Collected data
--------
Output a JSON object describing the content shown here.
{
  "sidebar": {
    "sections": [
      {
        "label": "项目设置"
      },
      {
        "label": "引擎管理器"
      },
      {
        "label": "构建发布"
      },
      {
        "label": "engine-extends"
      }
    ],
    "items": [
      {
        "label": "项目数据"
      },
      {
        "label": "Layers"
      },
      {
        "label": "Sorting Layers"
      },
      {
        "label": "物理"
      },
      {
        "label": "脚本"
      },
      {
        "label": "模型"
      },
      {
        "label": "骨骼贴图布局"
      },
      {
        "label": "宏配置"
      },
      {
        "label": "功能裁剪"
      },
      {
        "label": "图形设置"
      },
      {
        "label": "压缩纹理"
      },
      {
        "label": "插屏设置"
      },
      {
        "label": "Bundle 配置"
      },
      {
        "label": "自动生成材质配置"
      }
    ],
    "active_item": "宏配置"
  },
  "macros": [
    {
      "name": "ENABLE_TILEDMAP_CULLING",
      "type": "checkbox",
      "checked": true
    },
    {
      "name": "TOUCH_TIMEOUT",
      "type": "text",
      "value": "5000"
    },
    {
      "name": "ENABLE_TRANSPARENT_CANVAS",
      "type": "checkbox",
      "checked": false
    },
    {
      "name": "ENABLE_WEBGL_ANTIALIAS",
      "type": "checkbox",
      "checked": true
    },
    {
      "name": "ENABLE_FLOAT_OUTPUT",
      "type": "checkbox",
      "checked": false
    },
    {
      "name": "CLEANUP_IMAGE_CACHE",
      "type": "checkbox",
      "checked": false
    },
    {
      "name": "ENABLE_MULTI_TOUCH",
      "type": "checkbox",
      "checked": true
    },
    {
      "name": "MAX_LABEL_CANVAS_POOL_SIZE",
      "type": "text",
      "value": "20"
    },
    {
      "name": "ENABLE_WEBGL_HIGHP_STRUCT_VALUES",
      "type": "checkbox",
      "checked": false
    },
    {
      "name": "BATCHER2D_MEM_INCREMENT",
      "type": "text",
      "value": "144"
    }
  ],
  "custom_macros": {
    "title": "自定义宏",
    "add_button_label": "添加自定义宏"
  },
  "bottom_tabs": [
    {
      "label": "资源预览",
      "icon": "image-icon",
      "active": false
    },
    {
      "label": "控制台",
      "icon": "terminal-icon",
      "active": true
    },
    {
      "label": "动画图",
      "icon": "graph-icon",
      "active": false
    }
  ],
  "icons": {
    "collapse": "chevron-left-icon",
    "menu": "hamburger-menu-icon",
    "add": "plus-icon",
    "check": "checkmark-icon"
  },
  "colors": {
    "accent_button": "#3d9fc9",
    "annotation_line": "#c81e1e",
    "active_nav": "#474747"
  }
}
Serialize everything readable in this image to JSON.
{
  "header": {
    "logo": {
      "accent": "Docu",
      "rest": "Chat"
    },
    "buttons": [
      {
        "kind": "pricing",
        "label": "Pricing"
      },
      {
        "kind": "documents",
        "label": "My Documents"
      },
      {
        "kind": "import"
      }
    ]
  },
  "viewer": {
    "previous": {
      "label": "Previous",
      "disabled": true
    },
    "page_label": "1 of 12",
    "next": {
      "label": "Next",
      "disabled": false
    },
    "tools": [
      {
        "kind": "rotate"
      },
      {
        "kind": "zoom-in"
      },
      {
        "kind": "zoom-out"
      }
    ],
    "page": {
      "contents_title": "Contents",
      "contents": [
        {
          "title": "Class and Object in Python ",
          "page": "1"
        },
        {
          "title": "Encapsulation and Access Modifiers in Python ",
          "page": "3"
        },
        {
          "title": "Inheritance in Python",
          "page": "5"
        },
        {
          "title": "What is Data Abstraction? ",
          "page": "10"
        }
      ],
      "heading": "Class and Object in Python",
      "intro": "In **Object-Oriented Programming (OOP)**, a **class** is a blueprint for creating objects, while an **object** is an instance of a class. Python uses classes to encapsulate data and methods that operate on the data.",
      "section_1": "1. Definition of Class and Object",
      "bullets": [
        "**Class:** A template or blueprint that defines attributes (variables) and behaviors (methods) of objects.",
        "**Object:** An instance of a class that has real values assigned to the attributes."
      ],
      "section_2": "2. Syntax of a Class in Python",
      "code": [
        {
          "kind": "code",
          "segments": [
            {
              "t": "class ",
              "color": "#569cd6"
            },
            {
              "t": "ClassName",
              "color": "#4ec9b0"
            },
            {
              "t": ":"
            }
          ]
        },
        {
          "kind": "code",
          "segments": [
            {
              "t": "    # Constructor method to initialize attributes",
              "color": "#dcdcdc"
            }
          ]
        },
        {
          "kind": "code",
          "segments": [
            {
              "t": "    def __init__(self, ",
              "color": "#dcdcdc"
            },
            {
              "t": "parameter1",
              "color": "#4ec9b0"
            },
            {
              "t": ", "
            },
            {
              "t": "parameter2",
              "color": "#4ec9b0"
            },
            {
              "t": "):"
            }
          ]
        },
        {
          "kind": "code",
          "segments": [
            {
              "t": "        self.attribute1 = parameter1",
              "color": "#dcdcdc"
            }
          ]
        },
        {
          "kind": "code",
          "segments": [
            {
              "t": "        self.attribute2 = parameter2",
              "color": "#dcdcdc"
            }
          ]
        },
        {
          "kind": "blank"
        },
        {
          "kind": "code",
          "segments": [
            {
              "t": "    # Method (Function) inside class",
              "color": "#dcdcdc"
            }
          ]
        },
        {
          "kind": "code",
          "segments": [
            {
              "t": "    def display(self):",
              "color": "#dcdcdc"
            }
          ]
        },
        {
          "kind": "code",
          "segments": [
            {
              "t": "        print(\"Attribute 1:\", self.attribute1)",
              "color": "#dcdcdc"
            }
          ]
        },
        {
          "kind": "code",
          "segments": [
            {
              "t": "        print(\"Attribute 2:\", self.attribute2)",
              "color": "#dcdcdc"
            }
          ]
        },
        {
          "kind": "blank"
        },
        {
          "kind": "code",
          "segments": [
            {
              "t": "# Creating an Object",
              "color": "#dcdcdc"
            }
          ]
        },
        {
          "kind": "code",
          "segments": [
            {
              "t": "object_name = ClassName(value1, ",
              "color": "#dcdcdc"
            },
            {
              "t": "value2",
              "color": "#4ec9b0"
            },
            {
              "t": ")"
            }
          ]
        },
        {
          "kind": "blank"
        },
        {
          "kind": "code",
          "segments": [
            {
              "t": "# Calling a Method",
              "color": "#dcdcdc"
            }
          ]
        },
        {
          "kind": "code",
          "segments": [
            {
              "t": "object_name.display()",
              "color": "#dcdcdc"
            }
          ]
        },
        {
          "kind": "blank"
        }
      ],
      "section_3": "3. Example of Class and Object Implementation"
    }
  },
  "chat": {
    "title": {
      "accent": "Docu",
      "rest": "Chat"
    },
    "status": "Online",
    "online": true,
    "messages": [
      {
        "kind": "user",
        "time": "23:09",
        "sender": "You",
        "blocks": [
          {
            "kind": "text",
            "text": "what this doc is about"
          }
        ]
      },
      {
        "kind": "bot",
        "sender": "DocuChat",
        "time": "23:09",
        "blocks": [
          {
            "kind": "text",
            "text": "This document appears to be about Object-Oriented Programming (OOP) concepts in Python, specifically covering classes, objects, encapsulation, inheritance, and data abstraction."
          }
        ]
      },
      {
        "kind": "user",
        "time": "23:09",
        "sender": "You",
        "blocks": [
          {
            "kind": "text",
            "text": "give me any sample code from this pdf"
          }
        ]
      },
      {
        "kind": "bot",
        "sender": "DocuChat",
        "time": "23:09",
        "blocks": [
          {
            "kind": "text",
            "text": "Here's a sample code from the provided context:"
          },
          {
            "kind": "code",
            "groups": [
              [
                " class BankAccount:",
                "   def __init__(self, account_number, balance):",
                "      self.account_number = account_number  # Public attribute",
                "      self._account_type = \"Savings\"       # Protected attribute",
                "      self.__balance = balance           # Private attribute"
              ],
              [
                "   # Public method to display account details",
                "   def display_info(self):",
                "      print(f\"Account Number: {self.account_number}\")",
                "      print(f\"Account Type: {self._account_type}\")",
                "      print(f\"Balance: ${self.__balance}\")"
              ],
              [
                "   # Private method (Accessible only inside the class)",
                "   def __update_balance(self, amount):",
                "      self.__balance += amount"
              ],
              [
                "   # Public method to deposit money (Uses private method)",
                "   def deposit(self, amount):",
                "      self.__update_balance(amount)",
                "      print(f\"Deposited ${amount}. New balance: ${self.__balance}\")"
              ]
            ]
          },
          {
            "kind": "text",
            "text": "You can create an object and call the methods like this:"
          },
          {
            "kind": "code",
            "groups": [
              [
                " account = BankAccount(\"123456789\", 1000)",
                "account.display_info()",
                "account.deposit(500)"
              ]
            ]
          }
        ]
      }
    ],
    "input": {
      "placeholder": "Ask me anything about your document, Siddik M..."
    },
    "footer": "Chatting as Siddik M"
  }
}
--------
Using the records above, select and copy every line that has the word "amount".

                "   def __update_balance(self, amount):",
                "      self.__balance += amount"
                "   def deposit(self, amount):",
                "      self.__update_balance(amount)",
                "      print(f\"Deposited ${amount}. New balance: ${self.__balance}\")"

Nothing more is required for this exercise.